Since September 2016, the school team has started to introduce changes into their everyday life. Integration of the EDC/HRE content into the teaching and learning process has been the main focus of the school’s action plan. Teachers organize regular meetings divided by subjects where the possibilities of using Council of Europe materials as part of the existing curricula are discussed and lesson plans are tested. The EDC/HRE content is widely used in Math’s and foreign language classes, and it is also touched upon by history teachers.
In October, School for Democracy trainers had a chance to conduct a training with students at the school. “They had no problems with understanding the Roger Hart’s Ladder of participation exercise or providing examples of their participation at each stage”, noted Olga Boyarchuk and Liudmyla Mykytiuk – mentors of the Irpin School.
“This year the cooperation with parents has improved dramatically, they are more eager to take part in things related to school”, says school head Iryna Belova. Important issues are discussed together with parents who are not indifferent anymore, they give advice and suggestions and even vote when it comes to some controversial points. The head master considers this very beneficial for the school as a whole.
Yet, the Irpin school is not just developing itself, but it is also helping others –as a regional hub educational institution on "Implementation of the principles of democracy in secondary schools." This idea has emerged during the work in the Schools for Democracy programme. Thus, the Irpin school will be offering trainings and practical tasks for other educational professionals from the whole Kyiv region.
This year, the Irpin city conducted a first call for proposals under the public budget. School No 2 has submitted four projects to the contest. In addition, they also organized a campaign to support their initiatives, which was actively supported by the students. Students over 16 years old could even vote for their school’s project. This is a vivid example of democracy in action and successful public participation.
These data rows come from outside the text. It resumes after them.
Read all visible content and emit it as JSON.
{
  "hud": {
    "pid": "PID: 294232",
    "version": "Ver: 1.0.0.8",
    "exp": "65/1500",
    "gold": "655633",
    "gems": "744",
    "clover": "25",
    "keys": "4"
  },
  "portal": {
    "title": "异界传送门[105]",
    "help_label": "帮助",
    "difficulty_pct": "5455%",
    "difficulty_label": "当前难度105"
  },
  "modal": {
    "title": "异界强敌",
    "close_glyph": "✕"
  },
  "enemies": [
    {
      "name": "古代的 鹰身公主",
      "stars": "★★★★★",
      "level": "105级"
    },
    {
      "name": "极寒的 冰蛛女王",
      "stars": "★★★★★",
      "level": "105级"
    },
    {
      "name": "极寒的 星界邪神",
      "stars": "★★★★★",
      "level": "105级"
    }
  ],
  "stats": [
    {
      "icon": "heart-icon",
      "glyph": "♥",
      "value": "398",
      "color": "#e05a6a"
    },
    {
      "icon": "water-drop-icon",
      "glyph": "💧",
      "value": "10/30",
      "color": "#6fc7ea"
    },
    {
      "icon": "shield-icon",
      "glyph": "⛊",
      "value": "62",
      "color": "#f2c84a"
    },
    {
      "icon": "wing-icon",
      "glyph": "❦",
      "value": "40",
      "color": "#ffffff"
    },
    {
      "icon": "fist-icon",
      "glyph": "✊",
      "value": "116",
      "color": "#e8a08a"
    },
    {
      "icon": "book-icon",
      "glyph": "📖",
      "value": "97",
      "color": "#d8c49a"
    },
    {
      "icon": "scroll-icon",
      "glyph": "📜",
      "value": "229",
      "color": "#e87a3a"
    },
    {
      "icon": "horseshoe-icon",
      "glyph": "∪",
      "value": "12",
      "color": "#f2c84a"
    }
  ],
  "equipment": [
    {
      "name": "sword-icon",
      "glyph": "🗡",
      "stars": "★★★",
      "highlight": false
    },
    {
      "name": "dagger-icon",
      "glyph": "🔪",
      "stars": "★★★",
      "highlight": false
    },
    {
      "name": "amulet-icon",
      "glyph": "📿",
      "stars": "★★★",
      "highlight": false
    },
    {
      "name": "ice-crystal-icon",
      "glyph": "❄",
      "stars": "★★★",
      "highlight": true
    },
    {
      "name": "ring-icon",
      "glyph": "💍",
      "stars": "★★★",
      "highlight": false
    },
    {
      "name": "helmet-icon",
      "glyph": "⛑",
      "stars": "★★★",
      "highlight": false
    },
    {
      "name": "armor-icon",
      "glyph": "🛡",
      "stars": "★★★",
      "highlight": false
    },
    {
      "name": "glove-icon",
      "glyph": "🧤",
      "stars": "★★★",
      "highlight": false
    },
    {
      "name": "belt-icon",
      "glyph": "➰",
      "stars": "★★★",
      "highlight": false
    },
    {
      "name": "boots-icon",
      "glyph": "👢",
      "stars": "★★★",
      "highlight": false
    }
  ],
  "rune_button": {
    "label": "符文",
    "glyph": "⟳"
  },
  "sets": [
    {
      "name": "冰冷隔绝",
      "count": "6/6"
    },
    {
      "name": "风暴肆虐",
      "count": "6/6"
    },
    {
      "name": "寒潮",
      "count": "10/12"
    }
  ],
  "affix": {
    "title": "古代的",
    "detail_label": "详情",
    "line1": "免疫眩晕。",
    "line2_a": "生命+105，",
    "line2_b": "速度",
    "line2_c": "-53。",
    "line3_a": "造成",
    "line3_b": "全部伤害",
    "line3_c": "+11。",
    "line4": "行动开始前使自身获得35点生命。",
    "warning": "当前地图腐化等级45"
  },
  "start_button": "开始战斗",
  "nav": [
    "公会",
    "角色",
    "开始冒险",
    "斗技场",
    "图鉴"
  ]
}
Hopefully, such initiatives of an active school community will bring additional resources to the school so that more valuable ideas can be implemented.